While high, the figure is not too much of a surprise: a number of economists and fund managers said just a couple of weeks ago that US inflation could rise to 4% given that we are coming from a very low base year-on-year.
April saw the largest monthly increase in the index for used cars and trucks since the series began in 1953, and the largest monthly increase in the index for all items less food and energy since April 1982*. The figure could even rise further in the next few months as economies reopen.
“There are two questions on investors’ minds,” commented Darius McDermott, managing director of FundCalibre. “The first is whether the high numbers will cause central banks to freak out and raise interest rates faster and higher than they currently intend. At the moment, the rhetoric from the Federal Reserve at least suggests not.
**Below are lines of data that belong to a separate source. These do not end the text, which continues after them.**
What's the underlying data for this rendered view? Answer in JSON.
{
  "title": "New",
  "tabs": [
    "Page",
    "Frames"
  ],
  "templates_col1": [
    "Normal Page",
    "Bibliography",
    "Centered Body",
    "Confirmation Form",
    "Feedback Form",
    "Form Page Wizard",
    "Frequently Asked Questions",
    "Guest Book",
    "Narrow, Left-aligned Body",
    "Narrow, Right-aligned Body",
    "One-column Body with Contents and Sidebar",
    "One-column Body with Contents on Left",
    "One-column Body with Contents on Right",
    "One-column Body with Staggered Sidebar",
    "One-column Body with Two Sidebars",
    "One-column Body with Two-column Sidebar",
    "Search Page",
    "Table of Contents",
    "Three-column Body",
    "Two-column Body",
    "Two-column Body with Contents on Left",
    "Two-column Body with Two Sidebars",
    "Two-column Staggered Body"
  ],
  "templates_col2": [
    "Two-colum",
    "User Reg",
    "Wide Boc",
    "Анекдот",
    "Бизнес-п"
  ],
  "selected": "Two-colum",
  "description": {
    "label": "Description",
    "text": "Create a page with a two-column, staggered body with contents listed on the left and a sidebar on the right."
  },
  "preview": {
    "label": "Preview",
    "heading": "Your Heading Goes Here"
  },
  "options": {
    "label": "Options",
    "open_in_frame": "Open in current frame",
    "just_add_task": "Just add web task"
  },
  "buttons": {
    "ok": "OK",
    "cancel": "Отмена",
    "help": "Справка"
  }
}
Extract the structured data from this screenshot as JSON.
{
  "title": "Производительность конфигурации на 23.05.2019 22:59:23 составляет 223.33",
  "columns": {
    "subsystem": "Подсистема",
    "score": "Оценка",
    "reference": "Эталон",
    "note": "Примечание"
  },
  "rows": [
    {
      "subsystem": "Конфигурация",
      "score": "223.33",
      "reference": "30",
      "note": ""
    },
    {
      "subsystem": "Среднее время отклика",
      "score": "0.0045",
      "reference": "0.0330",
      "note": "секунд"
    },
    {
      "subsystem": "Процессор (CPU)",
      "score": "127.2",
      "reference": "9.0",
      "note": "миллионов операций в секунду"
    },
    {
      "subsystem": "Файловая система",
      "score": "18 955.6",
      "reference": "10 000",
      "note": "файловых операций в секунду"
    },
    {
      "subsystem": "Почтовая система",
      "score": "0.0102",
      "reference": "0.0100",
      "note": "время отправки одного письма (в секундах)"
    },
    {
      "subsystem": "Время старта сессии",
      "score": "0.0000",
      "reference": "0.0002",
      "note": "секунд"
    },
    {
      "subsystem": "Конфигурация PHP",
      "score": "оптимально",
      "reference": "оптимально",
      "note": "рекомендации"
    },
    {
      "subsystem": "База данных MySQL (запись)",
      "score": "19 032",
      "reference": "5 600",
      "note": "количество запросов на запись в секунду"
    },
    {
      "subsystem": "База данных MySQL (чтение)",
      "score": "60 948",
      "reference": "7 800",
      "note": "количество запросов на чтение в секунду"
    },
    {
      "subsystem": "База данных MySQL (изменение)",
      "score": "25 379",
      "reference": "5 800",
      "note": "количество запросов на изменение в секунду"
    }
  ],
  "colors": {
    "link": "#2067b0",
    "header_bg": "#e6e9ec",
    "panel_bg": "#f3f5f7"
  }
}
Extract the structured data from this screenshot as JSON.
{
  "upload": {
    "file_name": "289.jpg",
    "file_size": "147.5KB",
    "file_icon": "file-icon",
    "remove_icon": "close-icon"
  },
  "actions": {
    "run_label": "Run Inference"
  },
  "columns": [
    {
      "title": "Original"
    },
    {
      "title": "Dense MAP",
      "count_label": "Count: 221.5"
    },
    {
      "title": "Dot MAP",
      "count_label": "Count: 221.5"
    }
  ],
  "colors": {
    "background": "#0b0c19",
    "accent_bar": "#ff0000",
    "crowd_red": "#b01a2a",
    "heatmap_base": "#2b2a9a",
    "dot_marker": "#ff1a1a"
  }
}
“The second is whether this inflation is transitory or whether it will turn out to be more embedded in the system than it has been for many years. At the moment it would seem a short-term phenomenon, but we are not going to know whether that assumption is correct for a good few months.
“I expect there to be quite a bit of volatility over the summer as markets digest the numbers and listen closely to central bank meetings.”
Inflation is historically bad for bonds, but there are ways that managers can limit the damage done to their portfolios.
When it comes to equities, there are a number of options, depending on your personal view on the direction of inflation:
If you believe in the inflationary trade lasting longer than expected, you could invest in value strategies. In the UK this would include the likes of JOHCM UK Dynamic and TM CRUX UK Special Situations. Globally, Schroder Global Recovery and Ninety One Global Special Situations are worth a look.
If you think inflation is a short-term issue, then you could buy growth strategies on the market dips, getting a much better price than has been available in recent months. For example, Marlborough Multi-Cap Growth or AXA Framlington UK Mid Cap in the UK and Premier Miton Global Smaller Companies or Brown Advisory Global Leaders.
If you want to dampen some of the likely volatility, then investing monthly, rather than trying to time the market with lump sum investments, could help you get through the summer with fewer sleepless nights.
*Source: US Bureau of Labor Statistics, 12 May 2021